The hundreds of billions being squandered in handouts and piecemeal interventions across MDAs should be consolidated and put in TIB and NDC.
Secondly, we should ameliorate tax regime such that indigenous industrialists have advantage over importers. Currently, import trade is more profitable than manufacturing. Every year the government technocrats lament about import bills but their government is not doing anything practical to stop it.
We need to establish why Tanzanians with investable capital are into import trade and construction of non- tradables such as shopping malls, apartments and speculating on land. The tax regime is one tool we may use to turn the odds against these activities and in favour of manufacturing, tourism and commercial agriculture.
Thirdly, we need to contain state incentives for private sector to productivity and export discipline, using both carrot and stick for different behaviours. After a responsible period, the state should withdraw support from firms that cite small domestic market as an impediment for their growth.
LEARN BY DOING
In all countries where industrial policy succeeded, the state forced the private firms to export. This forces firms to be competitive in international markets as a metric for determining those that deserve state help.
Third, and related to the second, there is a need for a clear guidelines or criteria for accessing exemption schemes, duty- drawbacks and export processing zones for manufacturers. This will help to screen out rent-seekers and thus reduce adverse-selection problem( attracting “bad”/ fake investors).

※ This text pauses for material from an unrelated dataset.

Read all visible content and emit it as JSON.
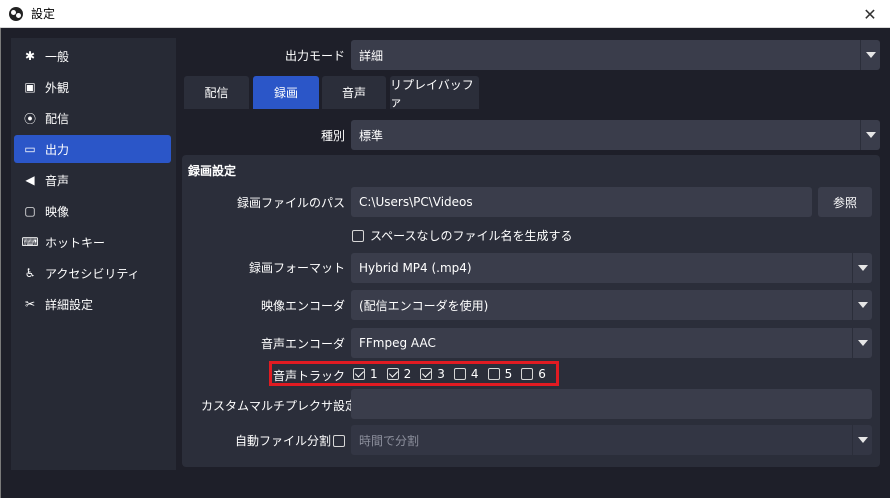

Fourth, there is a need to expedite the enactment of competition law and other antitrust laws to enforce competition. We shall not build the economy, let alone industry, when we let cartels to roam freely.
Prices of fuel, inputs, such as cement, bank money and utilities will always be a problem for investors as long as there is no law that compels them to compete, instead of colluding.
Lastly, let us learn to implement. Everywhere they learn by doing. They also improve by punishing conscious poor performance and rewarding good performance. In Tanzania, we have built a culture that people cannot only get away with avoidable mistakes, but get rewarded for adding no value. Which incentive mechanism is this?
This article was produced by Sauti Kubwa.